The publication was launched at the Global Symposium on Soil Organic Carbon (GSOC) held at FAO headquarters (Rome, 21-23 March 2017). It provides an overview to decision-makers and practitioners of the main scientific facts and information regarding the current knowledge and knowledge gaps on Soil Organic Carbon. It highlights how better information and good practices may be implemented to support ending hunger, adapting to and mitigating climate change and achieving overall sustainable development.
In the presence of climate change, land degradation and biodiversity loss, soils have become one of the most vulnerable resources in the world.1 Notwithstanding the enormous scientifc progress made to date, protection and monitoring of soil resources at national and global levels still face complicated challenges impeding effective on-the-ground policy design and implementation that varies widely from region to region. There is still insuffcient global support for the protection and sustainable management of the world’s soil resources.
The SWSR is a reference document on the status of global soil resources that provides regional assessments of soil change. The information is based on peer-reviewed scientific literature, complemented with expert knowledge and project outputs. It provides a description and a ranking of ten major soil threats that endanger ecosystem functions, goods and services globally and in each region separately.
This document presents a summary of the first Status of the World’s Soil Resources report, the goal of which is to make clear the essential connections between human well-being and the soil. The report provides a benchmark against which our collective progress to conserve this essential resource can be measured.
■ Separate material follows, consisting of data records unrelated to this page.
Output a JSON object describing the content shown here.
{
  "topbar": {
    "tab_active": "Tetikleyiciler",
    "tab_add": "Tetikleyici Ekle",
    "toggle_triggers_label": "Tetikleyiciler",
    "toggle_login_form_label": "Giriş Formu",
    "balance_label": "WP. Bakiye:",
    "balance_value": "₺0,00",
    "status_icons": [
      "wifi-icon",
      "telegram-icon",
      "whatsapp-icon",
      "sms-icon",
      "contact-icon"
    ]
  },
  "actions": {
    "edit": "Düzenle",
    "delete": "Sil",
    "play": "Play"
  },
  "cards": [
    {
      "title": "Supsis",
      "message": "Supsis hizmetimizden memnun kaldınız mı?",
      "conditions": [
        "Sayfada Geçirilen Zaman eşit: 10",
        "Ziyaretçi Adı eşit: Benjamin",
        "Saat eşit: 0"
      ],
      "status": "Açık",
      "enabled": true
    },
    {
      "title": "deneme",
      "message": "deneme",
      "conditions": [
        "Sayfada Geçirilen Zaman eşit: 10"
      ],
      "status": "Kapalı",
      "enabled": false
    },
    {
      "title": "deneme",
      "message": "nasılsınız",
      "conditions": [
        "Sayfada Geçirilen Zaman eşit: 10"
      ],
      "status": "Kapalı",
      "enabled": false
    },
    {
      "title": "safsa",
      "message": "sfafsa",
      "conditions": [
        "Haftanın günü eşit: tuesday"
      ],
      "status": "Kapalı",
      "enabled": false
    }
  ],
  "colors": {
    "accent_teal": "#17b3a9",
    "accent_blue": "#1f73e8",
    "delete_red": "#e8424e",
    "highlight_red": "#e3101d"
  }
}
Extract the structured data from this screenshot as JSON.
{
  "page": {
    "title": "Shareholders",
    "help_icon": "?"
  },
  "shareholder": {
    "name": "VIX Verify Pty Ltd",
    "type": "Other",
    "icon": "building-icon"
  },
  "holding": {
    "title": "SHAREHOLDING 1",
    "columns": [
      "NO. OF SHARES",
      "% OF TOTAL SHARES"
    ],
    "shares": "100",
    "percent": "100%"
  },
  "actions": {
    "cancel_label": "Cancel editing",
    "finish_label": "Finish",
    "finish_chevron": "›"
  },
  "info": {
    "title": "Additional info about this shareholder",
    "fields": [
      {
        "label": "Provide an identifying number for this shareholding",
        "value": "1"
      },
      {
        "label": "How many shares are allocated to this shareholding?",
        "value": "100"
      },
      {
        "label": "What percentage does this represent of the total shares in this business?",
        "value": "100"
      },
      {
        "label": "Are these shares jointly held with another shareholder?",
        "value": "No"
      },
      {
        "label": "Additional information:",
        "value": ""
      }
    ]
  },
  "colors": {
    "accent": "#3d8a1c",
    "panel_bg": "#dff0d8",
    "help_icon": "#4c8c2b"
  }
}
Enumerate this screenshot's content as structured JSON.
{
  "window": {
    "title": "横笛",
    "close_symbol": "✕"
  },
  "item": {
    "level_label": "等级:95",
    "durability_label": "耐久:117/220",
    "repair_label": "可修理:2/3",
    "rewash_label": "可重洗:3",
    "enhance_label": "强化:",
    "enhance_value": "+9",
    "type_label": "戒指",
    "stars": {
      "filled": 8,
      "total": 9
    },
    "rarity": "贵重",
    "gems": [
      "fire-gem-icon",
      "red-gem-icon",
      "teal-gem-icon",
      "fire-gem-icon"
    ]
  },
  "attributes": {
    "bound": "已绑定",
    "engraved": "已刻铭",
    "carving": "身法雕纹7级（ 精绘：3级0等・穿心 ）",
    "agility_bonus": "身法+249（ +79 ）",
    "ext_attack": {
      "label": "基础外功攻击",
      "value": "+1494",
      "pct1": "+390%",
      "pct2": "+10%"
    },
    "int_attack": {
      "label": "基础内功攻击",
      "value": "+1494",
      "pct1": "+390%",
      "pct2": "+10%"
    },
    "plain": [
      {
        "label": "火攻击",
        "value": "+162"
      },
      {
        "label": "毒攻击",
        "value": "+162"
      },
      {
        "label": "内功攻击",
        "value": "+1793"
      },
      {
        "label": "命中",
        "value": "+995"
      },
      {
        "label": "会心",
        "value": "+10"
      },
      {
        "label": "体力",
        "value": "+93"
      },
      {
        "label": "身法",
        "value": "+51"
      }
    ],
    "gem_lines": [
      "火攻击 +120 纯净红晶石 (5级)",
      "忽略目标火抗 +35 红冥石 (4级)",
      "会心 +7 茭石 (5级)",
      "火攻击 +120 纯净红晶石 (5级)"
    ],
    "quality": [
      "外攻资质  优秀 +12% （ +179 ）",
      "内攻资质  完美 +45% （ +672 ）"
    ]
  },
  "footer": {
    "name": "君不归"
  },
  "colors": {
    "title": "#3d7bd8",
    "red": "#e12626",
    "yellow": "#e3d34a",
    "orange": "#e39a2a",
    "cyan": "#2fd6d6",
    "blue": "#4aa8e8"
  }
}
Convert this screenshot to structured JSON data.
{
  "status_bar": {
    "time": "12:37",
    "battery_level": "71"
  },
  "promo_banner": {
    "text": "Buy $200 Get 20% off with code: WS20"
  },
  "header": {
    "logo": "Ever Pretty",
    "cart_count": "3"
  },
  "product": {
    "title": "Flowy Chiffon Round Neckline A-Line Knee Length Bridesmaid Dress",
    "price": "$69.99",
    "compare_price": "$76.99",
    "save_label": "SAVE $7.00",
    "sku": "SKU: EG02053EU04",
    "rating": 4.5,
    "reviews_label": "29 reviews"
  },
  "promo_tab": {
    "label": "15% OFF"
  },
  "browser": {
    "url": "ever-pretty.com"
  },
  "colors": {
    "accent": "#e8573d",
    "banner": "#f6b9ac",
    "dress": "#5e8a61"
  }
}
The report synthesizes the work of some 200 soil scientists from 60 countries.
The first World Soil Charter (WSC) was conceived and formulated, negotiated and adopted by the FAO member countries in the 1981 FAO Conference. It was a major normative instrument agreed by member states, and that the Global Soil Partnership (GSP) was duty-bound to promote its principles. The challenges faced by the world have become more evident and severe in the intervening three decades.
The Voluntary Guidelines for Sustainable Soil Management (VGSSM) were adopted by the 4th GSP Plenary Assembly (Rome, 25 May 2016), approved by the 25th session of the FAO Committee on Agriculture (Rome, 28 September 2016) and finally endorsed by the 155th session of the FAO Council (Rome, 5 December 2016).
These guidelines provide technical and policy recommendations on how sustainable soil management can be achieved. The successful implementation of these guidelines should pave the way to boosting soil health